Standing orders were suspended at their meeting on Tuesday in Carrickmacross to allow the five Councillors present to discuss the introduction of bye-laws in the town to prevent the establishment of gambling arcades or any other such gambling facilities. They agreed to write to the Minister for Justice Frances Fitzgerald to legislate immediately to allow local authorities to adopt bye-laws that would prohibit gambling facilities, including private members clubs.
The District Co-ordinator Cathal Flynn explained that the 1956 Gaming and Lotteries Act (Part III) which governs gaming had never been adopted for the Carrickmacross town area. This meant that unlike Castleblayney, Carrick had never allowed casinos, slot machines or such like into the town.
The District Council received a letter from a local resident saying that as a business person, mother and grandmother, she had serious reservations on what sort of message such an establishment would be sending out, and registering her strong opposition.
Referring to the planning application submitted last month to Monaghan County Council, the objector said that information on the opening and closing hours of the proposed establishment was extremely vague. She said she would be very concerned about the effect that it would have on the high amount of school-going children and young people in the town.
The planning application was received by Monaghan County Council on January 21st. It was submitted by a local architect on behalf of Carrick Gold Mine Ltd. It seeks full planning permission for a change of use from an existing ground floor commercial unit to a private members gaming club with external signage, and including all other associated site works. The premises is situated beside the car park at the rear of Carrickmacross Shopping Centre at Drummond Etra, Main Street. A site notice was posted on the door of the unit on January 16th. Two people, a man and a woman with an address in Carrickmacross, are described as directors of the registered company making the application. In a letter to the planners they say that the proposed use of the premises will be for a professionally managed Private Members Gaming Club. It would provide card games like Baccarat and other games like Texas Holdem etc “for groups of dedicated card players”. It is the Club’s intention to have weekly Poker tournaments, some of which will be for local sports teams and associations. The club also intends to host charity events for the above groups from time to time, according to the letter. The club’s facilities would be open to members only, who must be over eighteen. The club does not encourage impulsive walk-ins hence the proposed location “is not on the High St. for that reason”. According to the letter, the Club intends to serve teas/coffee and light refreshments and will not be applying for any form of alcohol licence and “it does not intend to sell intoxicating liquer on the premises”.

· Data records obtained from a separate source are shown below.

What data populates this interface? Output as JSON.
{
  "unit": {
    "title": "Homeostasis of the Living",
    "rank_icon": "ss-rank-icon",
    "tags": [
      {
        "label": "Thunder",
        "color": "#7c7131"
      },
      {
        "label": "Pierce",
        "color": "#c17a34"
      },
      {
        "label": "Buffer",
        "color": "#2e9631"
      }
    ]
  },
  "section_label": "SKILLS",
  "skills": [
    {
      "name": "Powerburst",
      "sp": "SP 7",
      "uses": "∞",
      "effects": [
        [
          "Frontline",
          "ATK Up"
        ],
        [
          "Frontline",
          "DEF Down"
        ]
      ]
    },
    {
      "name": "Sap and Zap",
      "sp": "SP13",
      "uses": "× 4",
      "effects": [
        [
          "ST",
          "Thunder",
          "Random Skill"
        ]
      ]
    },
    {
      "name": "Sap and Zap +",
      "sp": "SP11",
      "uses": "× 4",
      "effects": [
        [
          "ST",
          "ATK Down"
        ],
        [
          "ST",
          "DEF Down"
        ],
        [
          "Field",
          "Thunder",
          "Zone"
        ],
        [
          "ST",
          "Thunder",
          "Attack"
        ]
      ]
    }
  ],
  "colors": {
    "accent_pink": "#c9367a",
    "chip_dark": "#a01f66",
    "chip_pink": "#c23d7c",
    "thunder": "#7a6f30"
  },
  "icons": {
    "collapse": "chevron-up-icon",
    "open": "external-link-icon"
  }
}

Objectors to the plans had until last Tuesday to submit their observations. Seven local people sent in objections. One of them pointed out that there are three secondary schools in Carrickmacross, and claimed that if the proposal is allowed, “it would put a large contingent of impressionable young people in the town at high risk of becoming addicted to gambling”. Another objector expressed concern that the car park area would become a focus for anti-social behaviour.
An investigation of the planning file at Monaghan County Council revealed that the proposed club would have two areas for video machines: six near the front entrance and in Area ‘B’, fourteen video machines in one part and a further ten in another. There would be three “poker tables” and two “pool tables”. There would be a space for a cashier at the back of the room. In a small corner of this space, an area is designated for a “tea/coffee maker”.

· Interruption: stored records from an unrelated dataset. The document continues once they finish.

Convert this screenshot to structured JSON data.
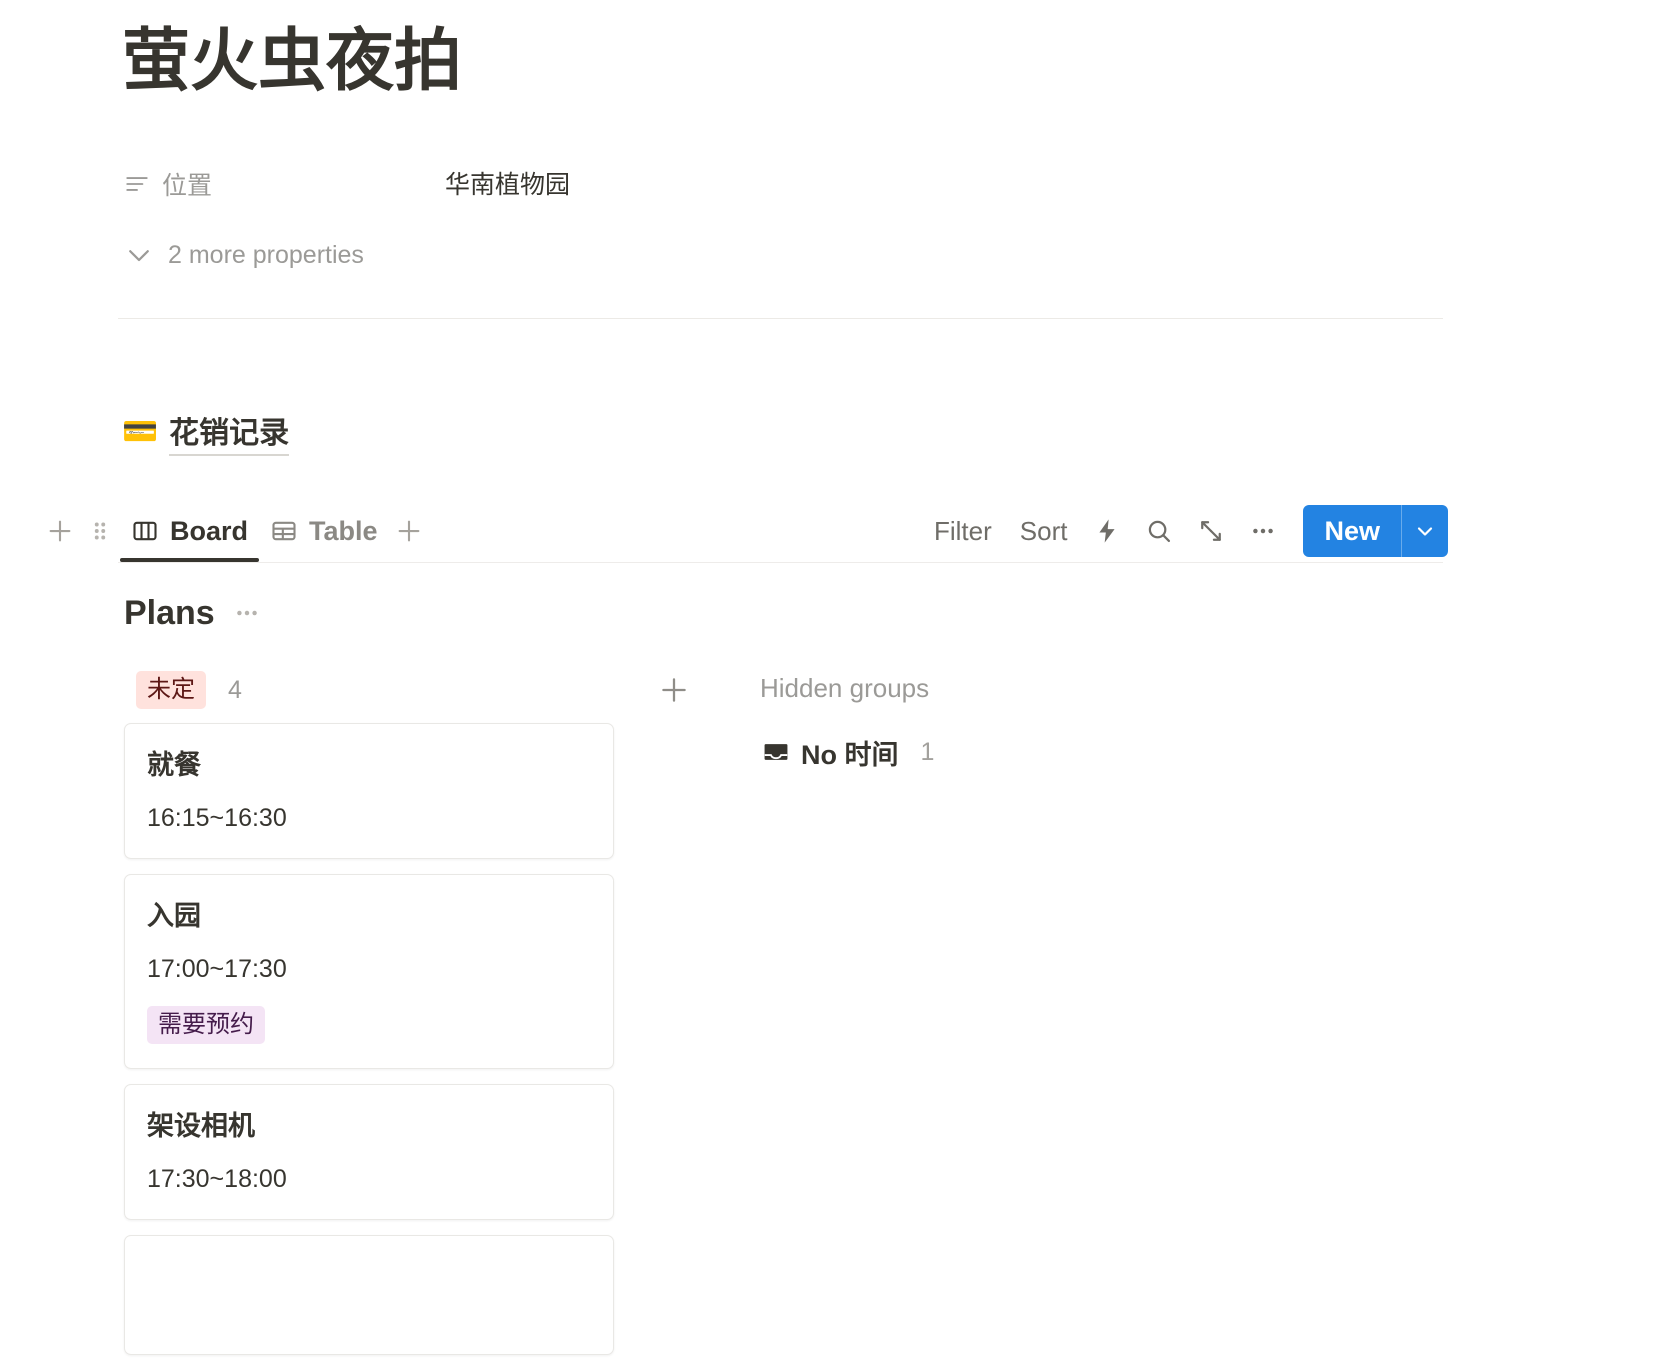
{
  "page": {
    "title": "萤火虫夜拍",
    "properties": [
      {
        "icon": "text-lines-icon",
        "label": "位置",
        "value": "华南植物园"
      }
    ],
    "more_properties_label": "2 more properties"
  },
  "database": {
    "emoji": "💳",
    "emoji_name": "credit-card-icon",
    "name": "花销记录",
    "toolbar": {
      "add_block_icon": "plus-icon",
      "drag_handle_icon": "drag-dots-icon",
      "views": [
        {
          "label": "Board",
          "icon": "board-icon",
          "active": true
        },
        {
          "label": "Table",
          "icon": "table-icon",
          "active": false
        }
      ],
      "add_view_icon": "plus-icon",
      "filter_label": "Filter",
      "sort_label": "Sort",
      "automation_icon": "lightning-icon",
      "search_icon": "search-icon",
      "expand_icon": "expand-arrows-icon",
      "more_icon": "ellipsis-icon",
      "new_label": "New",
      "new_dropdown_icon": "chevron-down-icon"
    },
    "board": {
      "name": "Plans",
      "more_icon": "ellipsis-icon",
      "groups": [
        {
          "chip_label": "未定",
          "chip_color": "#ffe2dd",
          "chip_text_color": "#5d1715",
          "count": "4",
          "cards": [
            {
              "title": "就餐",
              "time": "16:15~16:30",
              "tags": []
            },
            {
              "title": "入园",
              "time": "17:00~17:30",
              "tags": [
                "需要预约"
              ]
            },
            {
              "title": "架设相机",
              "time": "17:30~18:00",
              "tags": []
            },
            {
              "title": "",
              "time": "",
              "tags": []
            }
          ]
        }
      ],
      "add_group_icon": "plus-icon",
      "hidden_groups_label": "Hidden groups",
      "hidden_groups": [
        {
          "icon": "inbox-icon",
          "name": "No 时间",
          "count": "1"
        }
      ]
    }
  },
  "colors": {
    "accent_blue": "#2383e2",
    "text_primary": "#37352f",
    "text_muted": "#9b9a97",
    "chip_pink": "#ffe2dd",
    "chip_purple": "#f4e4f5"
  }
}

A decision on the application is due to be taken by St Patrick’s Day, March 17th. The sixth member of the Municipal District Council, Aidan Campbell of Fine Gael, was not present at the meeting but told the Northern Standard he was fully behind the strong objections of his five colleagues.

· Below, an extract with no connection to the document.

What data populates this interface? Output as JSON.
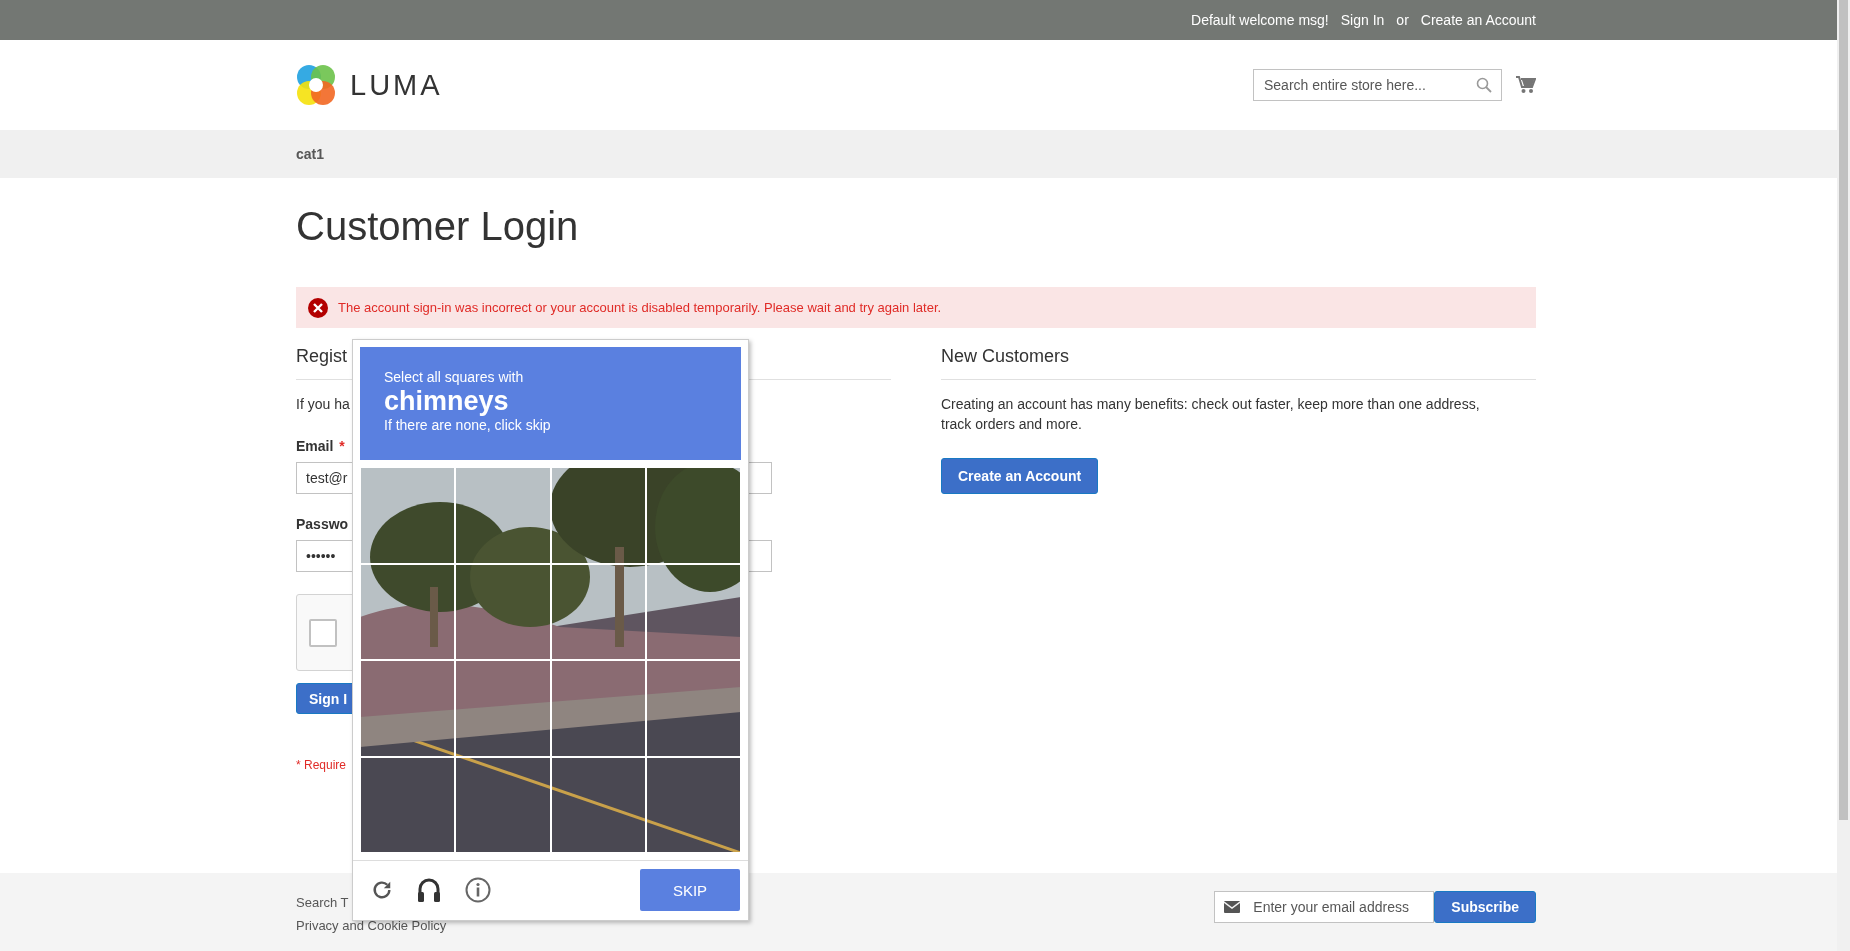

Cathaoirleach of the Municipal District Council Jackie Crowe also expressed his opposition to the plan.